Segment Start: Data records

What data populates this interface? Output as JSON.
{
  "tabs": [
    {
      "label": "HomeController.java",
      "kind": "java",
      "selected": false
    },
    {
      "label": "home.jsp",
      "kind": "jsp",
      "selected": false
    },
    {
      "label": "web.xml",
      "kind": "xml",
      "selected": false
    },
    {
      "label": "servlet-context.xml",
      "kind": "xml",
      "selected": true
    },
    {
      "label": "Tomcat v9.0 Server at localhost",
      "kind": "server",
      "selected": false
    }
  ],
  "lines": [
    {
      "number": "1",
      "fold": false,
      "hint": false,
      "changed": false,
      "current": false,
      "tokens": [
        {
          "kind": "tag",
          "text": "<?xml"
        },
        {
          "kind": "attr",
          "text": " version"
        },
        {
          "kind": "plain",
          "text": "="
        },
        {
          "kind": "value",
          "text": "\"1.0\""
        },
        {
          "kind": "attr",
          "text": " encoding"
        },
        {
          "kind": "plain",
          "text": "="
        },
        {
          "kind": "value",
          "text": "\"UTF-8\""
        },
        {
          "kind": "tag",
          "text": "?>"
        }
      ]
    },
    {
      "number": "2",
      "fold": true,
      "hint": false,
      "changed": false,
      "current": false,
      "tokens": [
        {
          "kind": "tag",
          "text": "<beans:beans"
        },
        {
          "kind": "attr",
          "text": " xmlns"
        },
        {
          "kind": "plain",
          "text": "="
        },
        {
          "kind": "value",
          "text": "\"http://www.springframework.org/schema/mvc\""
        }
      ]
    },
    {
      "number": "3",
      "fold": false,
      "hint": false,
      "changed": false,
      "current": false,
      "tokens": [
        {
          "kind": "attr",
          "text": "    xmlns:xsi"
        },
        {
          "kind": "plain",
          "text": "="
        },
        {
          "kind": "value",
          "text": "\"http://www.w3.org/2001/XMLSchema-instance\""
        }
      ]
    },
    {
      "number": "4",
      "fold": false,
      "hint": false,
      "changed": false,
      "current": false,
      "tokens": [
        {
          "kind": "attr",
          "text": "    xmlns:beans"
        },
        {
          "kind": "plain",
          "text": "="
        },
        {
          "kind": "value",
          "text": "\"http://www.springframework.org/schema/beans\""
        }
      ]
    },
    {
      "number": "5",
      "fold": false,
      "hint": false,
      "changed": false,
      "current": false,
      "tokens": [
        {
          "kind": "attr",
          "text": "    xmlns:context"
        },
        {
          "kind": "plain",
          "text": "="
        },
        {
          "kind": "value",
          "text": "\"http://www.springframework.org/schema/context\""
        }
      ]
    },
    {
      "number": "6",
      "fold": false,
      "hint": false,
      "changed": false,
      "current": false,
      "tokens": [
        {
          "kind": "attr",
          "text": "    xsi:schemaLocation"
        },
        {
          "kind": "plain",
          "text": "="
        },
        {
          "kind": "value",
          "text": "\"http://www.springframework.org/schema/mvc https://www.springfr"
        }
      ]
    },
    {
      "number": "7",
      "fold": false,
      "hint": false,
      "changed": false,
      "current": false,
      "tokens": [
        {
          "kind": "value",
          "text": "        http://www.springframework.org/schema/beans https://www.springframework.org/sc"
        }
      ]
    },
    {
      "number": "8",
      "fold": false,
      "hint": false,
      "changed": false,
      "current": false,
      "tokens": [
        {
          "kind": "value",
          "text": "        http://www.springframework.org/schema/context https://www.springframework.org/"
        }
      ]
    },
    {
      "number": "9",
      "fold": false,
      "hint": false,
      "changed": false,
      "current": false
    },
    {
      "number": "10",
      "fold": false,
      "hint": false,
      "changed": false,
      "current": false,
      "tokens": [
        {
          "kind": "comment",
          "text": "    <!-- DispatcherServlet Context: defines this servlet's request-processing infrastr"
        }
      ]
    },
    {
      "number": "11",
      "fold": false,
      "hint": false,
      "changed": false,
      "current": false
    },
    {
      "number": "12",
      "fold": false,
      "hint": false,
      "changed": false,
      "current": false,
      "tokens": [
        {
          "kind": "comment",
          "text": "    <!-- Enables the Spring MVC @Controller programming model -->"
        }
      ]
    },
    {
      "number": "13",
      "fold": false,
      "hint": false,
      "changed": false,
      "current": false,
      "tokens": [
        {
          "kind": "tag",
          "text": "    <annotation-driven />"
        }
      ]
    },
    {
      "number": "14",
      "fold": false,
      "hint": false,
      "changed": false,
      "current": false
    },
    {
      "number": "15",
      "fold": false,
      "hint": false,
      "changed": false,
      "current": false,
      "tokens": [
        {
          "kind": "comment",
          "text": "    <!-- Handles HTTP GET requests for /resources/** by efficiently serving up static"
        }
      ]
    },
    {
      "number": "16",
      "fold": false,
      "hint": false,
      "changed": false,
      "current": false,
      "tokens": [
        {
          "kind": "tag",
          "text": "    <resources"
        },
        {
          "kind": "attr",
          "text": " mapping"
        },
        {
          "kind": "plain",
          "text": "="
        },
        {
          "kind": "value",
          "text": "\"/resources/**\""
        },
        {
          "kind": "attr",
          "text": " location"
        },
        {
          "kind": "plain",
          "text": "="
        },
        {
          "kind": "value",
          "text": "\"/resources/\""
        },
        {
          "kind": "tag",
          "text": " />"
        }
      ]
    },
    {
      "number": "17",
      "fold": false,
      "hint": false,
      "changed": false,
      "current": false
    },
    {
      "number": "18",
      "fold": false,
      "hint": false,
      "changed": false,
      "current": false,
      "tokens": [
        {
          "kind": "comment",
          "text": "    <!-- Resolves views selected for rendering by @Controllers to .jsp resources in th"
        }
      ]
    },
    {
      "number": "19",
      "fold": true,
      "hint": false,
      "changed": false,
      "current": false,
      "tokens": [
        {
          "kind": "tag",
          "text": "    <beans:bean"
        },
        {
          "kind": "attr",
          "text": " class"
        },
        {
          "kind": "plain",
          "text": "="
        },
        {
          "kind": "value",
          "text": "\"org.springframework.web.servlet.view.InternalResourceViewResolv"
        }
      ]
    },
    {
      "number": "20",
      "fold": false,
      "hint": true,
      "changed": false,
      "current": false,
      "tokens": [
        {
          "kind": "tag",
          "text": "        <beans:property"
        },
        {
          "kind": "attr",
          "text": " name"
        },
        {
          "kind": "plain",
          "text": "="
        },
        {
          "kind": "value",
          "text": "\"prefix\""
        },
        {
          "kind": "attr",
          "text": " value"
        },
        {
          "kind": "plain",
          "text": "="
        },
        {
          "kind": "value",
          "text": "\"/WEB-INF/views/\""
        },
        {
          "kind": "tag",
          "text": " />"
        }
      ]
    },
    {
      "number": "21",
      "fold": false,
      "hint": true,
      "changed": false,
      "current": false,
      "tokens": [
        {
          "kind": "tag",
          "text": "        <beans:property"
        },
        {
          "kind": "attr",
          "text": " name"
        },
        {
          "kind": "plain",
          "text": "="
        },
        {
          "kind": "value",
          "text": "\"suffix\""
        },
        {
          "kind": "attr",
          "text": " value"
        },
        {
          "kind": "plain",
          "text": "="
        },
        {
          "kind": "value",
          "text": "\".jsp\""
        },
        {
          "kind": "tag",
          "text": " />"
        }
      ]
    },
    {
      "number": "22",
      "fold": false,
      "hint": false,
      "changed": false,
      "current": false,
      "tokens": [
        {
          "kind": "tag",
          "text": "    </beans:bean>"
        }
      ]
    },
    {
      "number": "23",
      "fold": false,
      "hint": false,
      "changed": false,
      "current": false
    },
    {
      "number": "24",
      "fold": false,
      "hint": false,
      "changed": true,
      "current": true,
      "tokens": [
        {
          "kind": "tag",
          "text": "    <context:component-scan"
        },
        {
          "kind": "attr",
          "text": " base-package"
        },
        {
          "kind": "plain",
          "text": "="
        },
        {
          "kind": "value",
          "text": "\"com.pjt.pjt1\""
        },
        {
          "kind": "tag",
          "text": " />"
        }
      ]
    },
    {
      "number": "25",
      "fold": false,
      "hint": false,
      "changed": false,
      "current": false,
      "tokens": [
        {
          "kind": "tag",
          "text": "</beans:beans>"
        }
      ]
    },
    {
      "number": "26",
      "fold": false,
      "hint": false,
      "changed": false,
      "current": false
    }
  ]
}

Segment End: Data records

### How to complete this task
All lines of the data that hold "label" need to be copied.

### Completed exercise
      "label": "HomeController.java",
      "label": "home.jsp",
      "label": "web.xml",
      "label": "servlet-context.xml",
      "label": "Tomcat v9.0 Server at localhost",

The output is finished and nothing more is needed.